Beryl is right. I would never re-sell the doll. And I wouldn’t know what else to do with her. This is the path that Jane, my doll-obsessed protagonist, started down and look where that led her. I’m not Jane. I’m not Beryl either. (But they are, both of them, me.) I leave the forum. Wander off instead to explore websites both less and more disturbing. In my head, Beryl is silent. I wonder if she is even angrier that I didn’t make the guy an offer on his doll. That I chose instead to abandon her. And maybe she’s right about that as well.
When I started writing The Home for Broken Dolls, the character of Beryl emerged with speed and furious certainty. Much more so than Jane, or any of the other dolls, who all needed to be coaxed and cajoled. Who needed to be found. Beryl, she found me. She became a near constant presence – not just when I was actively working on the novella, or bogged down in research, but in my daily life. I could be reading an article or news story online, reading a book, watching a movie or TV show, even having a conversation with someone, and her voice would chip in with some barbed comment, an observation full of scorn and fury and no small amount of truth.
I confess that I did try – more than once – to tone her down a little as the story developed. To soften her edges, mix in some vulnerability, add emotional – read feminine – nuance.
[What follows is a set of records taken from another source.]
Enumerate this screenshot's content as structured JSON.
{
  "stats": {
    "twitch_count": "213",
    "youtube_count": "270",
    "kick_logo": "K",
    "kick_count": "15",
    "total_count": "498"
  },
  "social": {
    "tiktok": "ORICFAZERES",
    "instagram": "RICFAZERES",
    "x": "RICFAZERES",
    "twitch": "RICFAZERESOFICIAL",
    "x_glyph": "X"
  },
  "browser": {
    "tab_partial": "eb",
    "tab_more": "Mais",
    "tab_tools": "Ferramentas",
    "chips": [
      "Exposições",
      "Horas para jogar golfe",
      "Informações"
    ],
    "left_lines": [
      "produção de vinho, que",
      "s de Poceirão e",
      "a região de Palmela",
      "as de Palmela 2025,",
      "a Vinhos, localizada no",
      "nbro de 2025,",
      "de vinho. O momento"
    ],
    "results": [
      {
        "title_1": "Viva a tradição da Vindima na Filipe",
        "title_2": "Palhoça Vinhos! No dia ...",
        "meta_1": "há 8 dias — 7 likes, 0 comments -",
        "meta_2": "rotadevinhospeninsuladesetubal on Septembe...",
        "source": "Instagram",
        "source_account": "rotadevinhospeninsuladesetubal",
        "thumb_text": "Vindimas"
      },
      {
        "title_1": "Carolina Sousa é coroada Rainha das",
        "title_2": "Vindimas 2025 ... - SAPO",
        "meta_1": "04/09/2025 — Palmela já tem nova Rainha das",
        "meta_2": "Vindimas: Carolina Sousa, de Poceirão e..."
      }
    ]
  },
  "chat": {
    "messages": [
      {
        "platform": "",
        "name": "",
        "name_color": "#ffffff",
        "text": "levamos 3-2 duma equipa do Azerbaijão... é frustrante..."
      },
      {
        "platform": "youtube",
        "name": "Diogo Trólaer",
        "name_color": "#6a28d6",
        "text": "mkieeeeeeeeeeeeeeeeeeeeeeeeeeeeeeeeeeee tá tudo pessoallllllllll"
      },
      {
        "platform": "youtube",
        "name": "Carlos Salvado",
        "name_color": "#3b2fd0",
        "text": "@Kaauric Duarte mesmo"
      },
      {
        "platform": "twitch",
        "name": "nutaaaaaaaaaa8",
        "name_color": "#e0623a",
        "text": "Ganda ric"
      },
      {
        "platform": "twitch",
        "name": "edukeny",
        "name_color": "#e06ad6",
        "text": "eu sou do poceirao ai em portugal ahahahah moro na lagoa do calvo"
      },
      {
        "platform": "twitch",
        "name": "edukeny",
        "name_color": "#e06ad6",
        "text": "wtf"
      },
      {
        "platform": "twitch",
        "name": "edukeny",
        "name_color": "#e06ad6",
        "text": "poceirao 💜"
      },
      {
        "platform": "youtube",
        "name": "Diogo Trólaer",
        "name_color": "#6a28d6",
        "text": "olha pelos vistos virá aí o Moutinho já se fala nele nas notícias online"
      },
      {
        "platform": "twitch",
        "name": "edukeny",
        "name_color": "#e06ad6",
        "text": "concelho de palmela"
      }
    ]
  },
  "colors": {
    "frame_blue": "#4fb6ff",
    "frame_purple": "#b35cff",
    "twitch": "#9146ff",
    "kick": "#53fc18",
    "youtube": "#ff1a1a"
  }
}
Because no one likes an angry woman, right? Only male characters are beloved for their righteous, unrelenting fury. (Don’t agree? Provide me, please, with the male equivalent for harridan, or harpy, or shrew. Hell, provide me with one for bitch.) Thankfully, the doll resisted my attempts to reshape her. Even-tempered dialogue sounded wooden; sympathetic gestures and signifiers of fragility rang false. I stopped trying. Beryl remained, until the end, unappeasable and utterly true to herself.
And I loved her for it. I still love her for it.
At one point in the novella, Beryl is asked if she ever gets tired of being angry all the time. “Only always,” the doll replies. “But that’s why I been put here, ain’t it? I get angry, so you don’t gotta.”
I do get angry. A lot. And it makes me so very, very tired. As a woman – even as a woman with the privileges of being white, cis, presenting as straight, educated, financially stable and able-bodied – spend any amount of time online or immersed in the dominant cultural output, and you will likely become angry, frustrated and exhausted. In recent years, I’ve had to learn to pick my battles and my allies, to know when to switch off, turn away and retreat. Otherwise, self-combustion.
But I have come to value anger most highly. Both in myself and, more importantly, in those who are usually scorned for brandishing such a volatile emotion. Those who are called harpies and bitches, those who are deemed to be uppity or loud, those who are ever so helpfully chided to be mindful of their tone in polite conversation. I listen to these voices, even when they are angry, especially when they are angry, and I try to learn from them. Because sometimes when they are angry, it means I don’t gotta be. And I thank them from the bottom of my exhausted heart for that, and hope to return the favour on another day, another front.
Beryl still speaks up in my head from time to time, though not as often as she used to. Part of that is me moving on from the novella to other projects, and the natural fading from view of former central characters that accompanies such a shift. Part of it is the (re)assimilation of her self into my own. (I am not Beryl. But she is me.) My acceptance of her anger and its value, an appreciation of the power it can bring to marginalised voices. I’m still learning how to cultivate my own anger constructively, to know how to wield it and when to set it aside.
But I will never abandon it.
Anger is a feminist and feminine emotion. It doesn’t need its sharp and bloodied edges pared away. It doesn’t need to display a vulnerable underbelly, to show fragile bones between its seething skin. It doesn’t need to speak in modulated tones.
What it needs is to be heard, understood and respected.